* Work to be completed
In how many lines of the listing does the word "variant" appear? Reply with the number only.
▼
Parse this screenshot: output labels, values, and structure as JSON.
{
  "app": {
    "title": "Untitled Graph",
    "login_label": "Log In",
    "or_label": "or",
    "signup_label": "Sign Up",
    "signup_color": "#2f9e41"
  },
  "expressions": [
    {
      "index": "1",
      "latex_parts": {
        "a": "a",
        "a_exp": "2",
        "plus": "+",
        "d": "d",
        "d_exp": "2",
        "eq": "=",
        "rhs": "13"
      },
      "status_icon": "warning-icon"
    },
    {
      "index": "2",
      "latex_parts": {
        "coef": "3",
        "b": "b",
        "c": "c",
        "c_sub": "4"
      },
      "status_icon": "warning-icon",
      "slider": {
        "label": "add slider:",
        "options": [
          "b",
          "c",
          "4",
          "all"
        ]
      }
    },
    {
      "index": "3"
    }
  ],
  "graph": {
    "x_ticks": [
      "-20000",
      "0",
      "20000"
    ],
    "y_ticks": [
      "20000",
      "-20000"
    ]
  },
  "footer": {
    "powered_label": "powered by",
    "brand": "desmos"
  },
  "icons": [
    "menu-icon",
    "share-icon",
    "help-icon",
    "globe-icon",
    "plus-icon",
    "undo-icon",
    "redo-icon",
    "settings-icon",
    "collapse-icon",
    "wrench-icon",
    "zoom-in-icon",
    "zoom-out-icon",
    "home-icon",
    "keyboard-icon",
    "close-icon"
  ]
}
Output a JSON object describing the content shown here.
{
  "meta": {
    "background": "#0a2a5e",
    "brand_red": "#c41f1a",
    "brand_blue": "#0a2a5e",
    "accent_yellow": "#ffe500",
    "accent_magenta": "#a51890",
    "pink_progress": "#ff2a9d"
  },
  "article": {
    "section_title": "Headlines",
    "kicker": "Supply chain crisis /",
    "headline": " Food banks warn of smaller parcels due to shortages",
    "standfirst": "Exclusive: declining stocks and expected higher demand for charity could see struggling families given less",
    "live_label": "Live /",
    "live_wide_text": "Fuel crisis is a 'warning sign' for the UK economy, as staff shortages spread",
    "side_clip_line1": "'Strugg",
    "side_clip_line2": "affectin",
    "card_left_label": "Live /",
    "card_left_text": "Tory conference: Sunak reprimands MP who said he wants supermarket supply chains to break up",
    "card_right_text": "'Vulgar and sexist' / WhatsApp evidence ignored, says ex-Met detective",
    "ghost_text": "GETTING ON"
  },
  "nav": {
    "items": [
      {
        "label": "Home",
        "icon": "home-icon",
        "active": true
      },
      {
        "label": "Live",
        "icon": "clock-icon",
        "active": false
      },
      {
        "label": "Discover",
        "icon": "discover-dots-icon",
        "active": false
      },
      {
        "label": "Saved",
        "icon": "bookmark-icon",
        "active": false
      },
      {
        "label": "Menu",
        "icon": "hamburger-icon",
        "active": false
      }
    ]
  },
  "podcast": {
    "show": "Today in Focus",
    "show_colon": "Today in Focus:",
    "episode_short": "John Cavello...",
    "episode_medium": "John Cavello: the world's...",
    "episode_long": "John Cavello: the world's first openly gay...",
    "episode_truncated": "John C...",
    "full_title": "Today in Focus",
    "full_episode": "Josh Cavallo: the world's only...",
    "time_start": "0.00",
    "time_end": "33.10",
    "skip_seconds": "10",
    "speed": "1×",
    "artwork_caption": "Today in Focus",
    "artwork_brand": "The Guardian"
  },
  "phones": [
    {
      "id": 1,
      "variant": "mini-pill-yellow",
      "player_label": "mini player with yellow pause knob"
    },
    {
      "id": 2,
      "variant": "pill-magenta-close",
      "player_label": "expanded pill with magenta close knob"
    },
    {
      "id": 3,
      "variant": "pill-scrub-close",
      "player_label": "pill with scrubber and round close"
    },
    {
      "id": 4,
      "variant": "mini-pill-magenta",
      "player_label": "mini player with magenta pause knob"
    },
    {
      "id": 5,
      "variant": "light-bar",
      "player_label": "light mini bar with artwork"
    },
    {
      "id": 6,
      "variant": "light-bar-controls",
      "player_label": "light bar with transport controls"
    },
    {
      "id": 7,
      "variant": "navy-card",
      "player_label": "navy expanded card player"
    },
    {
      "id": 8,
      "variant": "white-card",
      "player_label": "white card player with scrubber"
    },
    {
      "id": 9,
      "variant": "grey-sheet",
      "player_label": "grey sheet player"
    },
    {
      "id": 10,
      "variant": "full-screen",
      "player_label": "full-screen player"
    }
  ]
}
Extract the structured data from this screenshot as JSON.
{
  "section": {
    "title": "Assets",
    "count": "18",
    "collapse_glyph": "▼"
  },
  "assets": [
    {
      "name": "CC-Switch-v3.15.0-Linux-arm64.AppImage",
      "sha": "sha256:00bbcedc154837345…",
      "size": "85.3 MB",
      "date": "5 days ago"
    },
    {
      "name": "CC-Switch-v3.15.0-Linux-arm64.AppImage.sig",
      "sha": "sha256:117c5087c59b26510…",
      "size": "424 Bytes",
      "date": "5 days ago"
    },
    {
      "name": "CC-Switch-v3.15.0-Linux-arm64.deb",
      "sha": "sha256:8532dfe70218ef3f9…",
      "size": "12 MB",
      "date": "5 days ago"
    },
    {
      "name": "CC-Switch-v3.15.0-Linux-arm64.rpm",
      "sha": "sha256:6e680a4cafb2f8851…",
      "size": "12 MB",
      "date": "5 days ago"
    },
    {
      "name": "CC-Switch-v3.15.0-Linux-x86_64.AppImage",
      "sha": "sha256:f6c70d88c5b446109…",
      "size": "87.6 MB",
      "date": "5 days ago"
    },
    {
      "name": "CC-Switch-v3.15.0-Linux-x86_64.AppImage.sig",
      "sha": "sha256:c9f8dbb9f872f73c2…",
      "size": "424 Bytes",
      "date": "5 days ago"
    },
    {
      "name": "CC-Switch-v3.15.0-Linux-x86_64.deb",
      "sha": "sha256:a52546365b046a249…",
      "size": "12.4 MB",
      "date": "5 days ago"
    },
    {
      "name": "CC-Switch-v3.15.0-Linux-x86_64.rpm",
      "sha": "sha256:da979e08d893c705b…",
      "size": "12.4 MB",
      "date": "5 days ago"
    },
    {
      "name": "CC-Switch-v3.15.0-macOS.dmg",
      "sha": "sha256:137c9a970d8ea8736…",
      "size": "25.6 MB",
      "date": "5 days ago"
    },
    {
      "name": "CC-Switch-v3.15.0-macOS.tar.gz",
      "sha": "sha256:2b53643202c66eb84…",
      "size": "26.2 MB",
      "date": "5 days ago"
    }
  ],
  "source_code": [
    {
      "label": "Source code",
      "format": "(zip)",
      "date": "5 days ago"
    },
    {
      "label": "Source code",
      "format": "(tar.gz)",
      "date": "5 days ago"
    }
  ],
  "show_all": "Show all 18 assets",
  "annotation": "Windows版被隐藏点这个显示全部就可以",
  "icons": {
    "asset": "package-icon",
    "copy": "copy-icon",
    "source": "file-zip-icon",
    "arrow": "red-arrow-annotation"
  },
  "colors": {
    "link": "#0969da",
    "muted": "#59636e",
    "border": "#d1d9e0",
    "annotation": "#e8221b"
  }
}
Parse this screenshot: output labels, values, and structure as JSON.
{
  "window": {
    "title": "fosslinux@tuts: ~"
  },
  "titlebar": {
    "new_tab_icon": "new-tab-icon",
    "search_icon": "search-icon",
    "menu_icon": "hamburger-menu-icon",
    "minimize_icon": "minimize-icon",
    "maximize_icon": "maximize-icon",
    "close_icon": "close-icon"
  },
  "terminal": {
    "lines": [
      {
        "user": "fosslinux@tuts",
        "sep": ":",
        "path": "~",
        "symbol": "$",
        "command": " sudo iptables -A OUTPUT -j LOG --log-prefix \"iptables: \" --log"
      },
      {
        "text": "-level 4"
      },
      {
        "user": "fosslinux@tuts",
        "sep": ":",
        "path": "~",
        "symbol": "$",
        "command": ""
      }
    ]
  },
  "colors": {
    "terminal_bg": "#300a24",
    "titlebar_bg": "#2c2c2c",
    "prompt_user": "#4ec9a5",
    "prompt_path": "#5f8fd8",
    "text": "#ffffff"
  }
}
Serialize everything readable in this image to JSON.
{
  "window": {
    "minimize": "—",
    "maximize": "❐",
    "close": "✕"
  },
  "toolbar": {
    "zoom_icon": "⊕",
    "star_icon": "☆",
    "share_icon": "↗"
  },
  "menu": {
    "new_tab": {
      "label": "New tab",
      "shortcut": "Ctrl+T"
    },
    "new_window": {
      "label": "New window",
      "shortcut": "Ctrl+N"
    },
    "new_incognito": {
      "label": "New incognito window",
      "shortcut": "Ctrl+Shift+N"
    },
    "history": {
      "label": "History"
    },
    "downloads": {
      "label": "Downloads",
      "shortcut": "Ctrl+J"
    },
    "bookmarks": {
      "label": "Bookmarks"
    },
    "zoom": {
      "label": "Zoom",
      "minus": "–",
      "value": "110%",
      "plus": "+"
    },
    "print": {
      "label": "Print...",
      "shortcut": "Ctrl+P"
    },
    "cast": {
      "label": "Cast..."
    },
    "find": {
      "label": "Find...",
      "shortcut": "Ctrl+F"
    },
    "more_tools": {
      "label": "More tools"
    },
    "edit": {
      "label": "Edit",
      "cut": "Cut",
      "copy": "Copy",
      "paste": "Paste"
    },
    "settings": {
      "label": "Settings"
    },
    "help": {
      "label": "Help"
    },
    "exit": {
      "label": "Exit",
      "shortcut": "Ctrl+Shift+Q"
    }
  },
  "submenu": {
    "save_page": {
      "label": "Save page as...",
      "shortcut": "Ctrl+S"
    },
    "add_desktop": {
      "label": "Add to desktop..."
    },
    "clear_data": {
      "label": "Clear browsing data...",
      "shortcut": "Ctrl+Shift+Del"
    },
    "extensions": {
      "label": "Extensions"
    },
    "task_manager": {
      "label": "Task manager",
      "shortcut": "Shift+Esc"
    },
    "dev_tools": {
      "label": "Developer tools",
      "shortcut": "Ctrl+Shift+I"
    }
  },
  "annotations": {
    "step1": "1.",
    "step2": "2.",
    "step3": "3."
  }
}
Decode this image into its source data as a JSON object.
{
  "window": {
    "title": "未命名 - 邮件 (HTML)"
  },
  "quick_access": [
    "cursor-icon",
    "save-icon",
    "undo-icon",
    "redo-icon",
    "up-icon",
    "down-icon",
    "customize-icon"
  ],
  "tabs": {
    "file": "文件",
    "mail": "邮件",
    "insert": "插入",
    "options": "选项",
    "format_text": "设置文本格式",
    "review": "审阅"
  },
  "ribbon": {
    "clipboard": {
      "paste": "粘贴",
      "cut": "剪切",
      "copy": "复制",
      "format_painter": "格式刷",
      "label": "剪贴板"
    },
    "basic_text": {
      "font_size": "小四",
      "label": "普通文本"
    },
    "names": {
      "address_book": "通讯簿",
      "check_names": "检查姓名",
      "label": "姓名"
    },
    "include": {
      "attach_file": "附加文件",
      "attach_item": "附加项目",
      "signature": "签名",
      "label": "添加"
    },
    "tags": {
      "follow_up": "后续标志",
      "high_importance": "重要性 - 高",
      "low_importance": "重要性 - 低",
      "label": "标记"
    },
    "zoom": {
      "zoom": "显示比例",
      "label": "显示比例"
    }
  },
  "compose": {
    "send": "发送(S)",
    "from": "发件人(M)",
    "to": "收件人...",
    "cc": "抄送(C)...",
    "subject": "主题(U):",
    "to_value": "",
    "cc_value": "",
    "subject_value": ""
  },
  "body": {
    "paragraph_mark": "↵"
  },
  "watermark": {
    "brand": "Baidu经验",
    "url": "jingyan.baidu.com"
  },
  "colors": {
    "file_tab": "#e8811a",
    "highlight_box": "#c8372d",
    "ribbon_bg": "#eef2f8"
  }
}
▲
* Result
10